fT) miii nmmuH mi m 1111111
THE SPARTA GARAGE
. ... | . '
GENERAL REPAIR WORK EFFICIENT MECHANICS
—GILLETTE TIRES AND TUBES—
DOUGLAS AND EXIDE BATTERIES
F. M. JOINES, Manager.
SPARTA, NORTH CAROLINA
d""" ■■■■■■■■ iiMiiiiiiniMiiiiiiiiiii,mm,,,, mi. ,„gj
I A New Economy for Ford Owners
\ YOU CAN HAVE YOUR MOTOR EXCHANGED FOR FACTORY
REBUILT NEW7 CAR MOTOR, GUARANTEED,
FOR $37.50 COMPLETE.
ALLEGHANY MOTOR SALES,
“The place for bargains”
WE DO OUR PART
Buy Now and Help National Recovery by
putting Money in Circulation
^ Ladies’ Heavy Ribbed Hose.3 pair for 25c
^ Men’s Heavy ribbed Sox.3 pair for 25c.
Children’s Sox .....5c. Pair
i Ladies Handkerchiefs.2 for 5c
^ Men’s Dress Shirts, while they last,..4 for $1.00
Bath Towels ..3 for 25c.
Bath Rags, ..3 for 10c.
Boys B. V. D.s .Only 19c.
Men’s B. V. D.s.29c & 35c.
Ladies Bedroom Slippers 29c and 48c.
MEN’S OXFORDS, $1.39 and Up.
CHILDREN S OXFORDS, Double Blankets—cotton, .98c
79c. and Up. Double Blankets—wool mixed—full
Outing and Flannel,.12 yds $1.00 size ... $1.39
COME TO SMifHEY’S for BARGAINS in GROCERIES and
FEEDS. We sell them FRESH!

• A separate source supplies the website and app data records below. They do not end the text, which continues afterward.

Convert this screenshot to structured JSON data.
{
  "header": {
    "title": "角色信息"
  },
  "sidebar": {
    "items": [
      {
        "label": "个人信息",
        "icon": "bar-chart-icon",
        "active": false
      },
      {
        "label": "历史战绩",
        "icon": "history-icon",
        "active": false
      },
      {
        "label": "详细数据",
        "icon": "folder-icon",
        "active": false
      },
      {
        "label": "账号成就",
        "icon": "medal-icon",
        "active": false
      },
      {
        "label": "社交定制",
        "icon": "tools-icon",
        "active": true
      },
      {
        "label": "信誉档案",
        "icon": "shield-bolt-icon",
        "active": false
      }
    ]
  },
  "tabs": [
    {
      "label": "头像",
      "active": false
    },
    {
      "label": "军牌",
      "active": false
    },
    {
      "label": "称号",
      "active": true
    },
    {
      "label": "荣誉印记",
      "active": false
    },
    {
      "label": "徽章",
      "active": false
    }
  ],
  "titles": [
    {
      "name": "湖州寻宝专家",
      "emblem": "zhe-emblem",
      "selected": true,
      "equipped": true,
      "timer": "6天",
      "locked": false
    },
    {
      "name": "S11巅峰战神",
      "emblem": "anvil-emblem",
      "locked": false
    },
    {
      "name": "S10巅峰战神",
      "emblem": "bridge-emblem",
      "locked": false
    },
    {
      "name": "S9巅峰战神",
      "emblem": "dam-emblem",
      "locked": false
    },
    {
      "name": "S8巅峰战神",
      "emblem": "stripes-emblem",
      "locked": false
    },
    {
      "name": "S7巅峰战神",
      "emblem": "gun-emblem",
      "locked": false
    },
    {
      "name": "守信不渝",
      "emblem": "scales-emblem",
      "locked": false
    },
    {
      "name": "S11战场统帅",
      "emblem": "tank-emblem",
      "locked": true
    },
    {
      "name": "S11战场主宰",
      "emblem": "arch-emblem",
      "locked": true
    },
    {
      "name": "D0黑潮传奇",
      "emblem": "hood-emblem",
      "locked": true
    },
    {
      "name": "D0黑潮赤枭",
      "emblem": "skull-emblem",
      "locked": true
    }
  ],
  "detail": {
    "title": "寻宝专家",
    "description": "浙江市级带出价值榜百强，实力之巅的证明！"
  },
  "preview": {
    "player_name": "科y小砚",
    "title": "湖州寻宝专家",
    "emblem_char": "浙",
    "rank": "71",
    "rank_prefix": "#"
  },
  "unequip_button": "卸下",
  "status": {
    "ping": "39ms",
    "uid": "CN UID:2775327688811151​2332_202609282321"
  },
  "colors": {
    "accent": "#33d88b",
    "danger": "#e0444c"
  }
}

—BRING US YOUR PRODUCE—WE PAY HIGHEST PRICES!_
WATCH FOR OUR ADVERTISEMENT NEXT WEEK